    A natural reserve the size of an entire county

    A cruise to Madagascar in search of the unusual and exotic rarely disappoints. This giant, verdant laboratory of evolutionary theory has been separated from mainland Africa for long enough to have given rise to an astonishing array of endemic flora and fauna.

    Many of its native species are frankly bizarre, from immaculately camouflaged geckos to luridly coloured chameleons and frogs. Stars of a holiday to Madagascar, and the creatures that everyone wants to see, are the beady-eyed, cuddly-looking, acrobatic lemurs.

    Even the landscapes are somewhat weird – travel widely, and you’ll marvel at Madagascar’s strange, jagged pinnacles, lumpy hills and bulbous-trunked baobabs. Malagasy culture is highly distinctive, too. Many of the linguistic and ritual customs of the first islanders, who were Malay-Polynesian, remain today. Visitors will often hear talk of fady, meaning taboo – actions which should be avoided for fear of offending the ancestors and throwing the natural world out of balance.

    Pointing at sacred objects or bathing in certain rivers, for example, are fady.

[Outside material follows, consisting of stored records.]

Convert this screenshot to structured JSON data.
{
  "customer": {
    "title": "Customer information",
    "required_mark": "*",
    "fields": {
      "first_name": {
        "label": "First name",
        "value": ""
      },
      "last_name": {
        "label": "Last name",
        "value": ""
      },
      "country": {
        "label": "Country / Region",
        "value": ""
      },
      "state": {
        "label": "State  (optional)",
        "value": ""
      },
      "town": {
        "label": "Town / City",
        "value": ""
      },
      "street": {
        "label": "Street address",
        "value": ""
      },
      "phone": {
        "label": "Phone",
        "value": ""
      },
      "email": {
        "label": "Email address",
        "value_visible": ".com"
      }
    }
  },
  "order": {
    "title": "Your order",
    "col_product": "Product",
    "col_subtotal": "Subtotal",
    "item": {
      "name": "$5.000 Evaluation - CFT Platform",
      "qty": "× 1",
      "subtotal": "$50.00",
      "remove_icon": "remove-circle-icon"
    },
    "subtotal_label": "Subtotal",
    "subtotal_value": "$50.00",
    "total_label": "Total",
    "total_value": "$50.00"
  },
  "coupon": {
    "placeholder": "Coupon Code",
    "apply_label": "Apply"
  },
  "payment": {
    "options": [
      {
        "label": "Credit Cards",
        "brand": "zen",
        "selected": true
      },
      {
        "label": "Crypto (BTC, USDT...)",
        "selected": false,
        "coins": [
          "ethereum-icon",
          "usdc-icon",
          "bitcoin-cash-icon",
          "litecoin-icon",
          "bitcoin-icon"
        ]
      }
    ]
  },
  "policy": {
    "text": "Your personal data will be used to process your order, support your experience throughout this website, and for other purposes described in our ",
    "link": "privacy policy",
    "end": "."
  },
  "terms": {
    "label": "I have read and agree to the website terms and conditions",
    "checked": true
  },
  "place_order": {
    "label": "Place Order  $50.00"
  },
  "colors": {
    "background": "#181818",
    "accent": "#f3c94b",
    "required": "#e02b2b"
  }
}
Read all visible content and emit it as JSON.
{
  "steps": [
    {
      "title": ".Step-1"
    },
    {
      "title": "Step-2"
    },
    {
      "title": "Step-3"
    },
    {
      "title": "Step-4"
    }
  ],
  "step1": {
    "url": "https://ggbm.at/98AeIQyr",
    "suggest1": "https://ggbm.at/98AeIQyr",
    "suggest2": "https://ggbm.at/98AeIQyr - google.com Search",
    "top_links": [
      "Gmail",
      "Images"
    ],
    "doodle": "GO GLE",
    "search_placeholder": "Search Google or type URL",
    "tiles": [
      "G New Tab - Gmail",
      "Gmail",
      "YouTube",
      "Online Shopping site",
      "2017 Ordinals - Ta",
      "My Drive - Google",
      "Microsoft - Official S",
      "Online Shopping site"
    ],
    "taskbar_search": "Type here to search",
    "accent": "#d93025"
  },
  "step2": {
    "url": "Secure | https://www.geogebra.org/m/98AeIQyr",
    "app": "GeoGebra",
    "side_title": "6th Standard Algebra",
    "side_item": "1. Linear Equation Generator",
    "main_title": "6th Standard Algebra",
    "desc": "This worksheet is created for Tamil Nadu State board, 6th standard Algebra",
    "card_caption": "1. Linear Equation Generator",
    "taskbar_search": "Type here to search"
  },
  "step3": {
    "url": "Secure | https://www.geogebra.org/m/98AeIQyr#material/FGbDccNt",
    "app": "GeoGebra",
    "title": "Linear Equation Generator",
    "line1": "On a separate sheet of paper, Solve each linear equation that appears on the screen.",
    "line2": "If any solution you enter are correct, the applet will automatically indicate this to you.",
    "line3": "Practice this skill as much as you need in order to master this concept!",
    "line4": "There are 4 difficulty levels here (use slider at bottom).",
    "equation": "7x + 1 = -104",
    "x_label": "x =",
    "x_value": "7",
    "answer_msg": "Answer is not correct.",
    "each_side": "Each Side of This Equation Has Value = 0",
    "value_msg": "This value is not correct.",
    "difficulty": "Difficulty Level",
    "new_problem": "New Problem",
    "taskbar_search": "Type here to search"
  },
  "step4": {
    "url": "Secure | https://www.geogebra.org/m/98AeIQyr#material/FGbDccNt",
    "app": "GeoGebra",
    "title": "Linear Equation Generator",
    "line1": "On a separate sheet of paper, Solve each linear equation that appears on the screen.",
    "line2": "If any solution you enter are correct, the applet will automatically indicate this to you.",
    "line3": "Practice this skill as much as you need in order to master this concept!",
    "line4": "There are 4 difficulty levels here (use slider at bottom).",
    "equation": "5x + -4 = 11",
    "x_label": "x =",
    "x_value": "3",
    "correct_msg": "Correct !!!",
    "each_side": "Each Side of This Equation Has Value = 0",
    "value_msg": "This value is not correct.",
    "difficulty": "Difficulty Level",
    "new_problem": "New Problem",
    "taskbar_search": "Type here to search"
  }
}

Being mindful of such conventions will earn you respect and is crucial if you’re invited to a traditional ritual such as Famadihana, the Turning of the Bones.